__Exercise description__: Set each record down exactly, excluding all images.
=== Begin Enclosure ===
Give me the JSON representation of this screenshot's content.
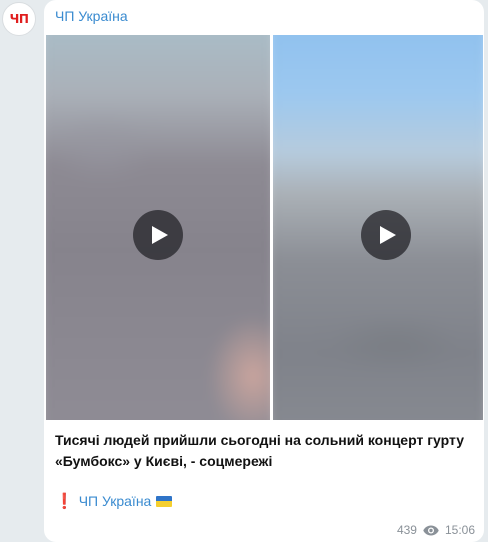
{
  "channel": {
    "avatar_text": "ЧП",
    "name": "ЧП Україна"
  },
  "post": {
    "videos": [
      {
        "name": "video-1",
        "play_icon": "play-icon"
      },
      {
        "name": "video-2",
        "play_icon": "play-icon"
      }
    ],
    "text": "Тисячі людей прийшли сьогодні на сольний концерт гурту «Бумбокс» у Києві, - соцмережі",
    "signature": {
      "exclamation": "❗",
      "channel_link": "ЧП Україна",
      "flag_icon": "ukraine-flag-icon"
    },
    "views": "439",
    "views_icon": "eye-icon",
    "time": "15:06"
  },
  "colors": {
    "link": "#3a8bd0",
    "avatar_text": "#e01e1e",
    "background": "#e6ebee"
  }
}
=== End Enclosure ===
__Result of the exercise__:
Give me the JSON representation of this screenshot's content.
{
  "channel": {
    "avatar_text": "ЧП",
    "name": "ЧП Україна"
  },
  "post": {
    "videos": [
      {
        "name": "video-1",
        "play_icon": "play-icon"
      },
      {
        "name": "video-2",
        "play_icon": "play-icon"
      }
    ],
    "text": "Тисячі людей прийшли сьогодні на сольний концерт гурту «Бумбокс» у Києві, - соцмережі",
    "signature": {
      "exclamation": "❗",
      "channel_link": "ЧП Україна",
      "flag_icon": "ukraine-flag-icon"
    },
    "views": "439",
    "views_icon": "eye-icon",
    "time": "15:06"
  },
  "colors": {
    "link": "#3a8bd0",
    "avatar_text": "#e01e1e",
    "background": "#e6ebee"
  }
}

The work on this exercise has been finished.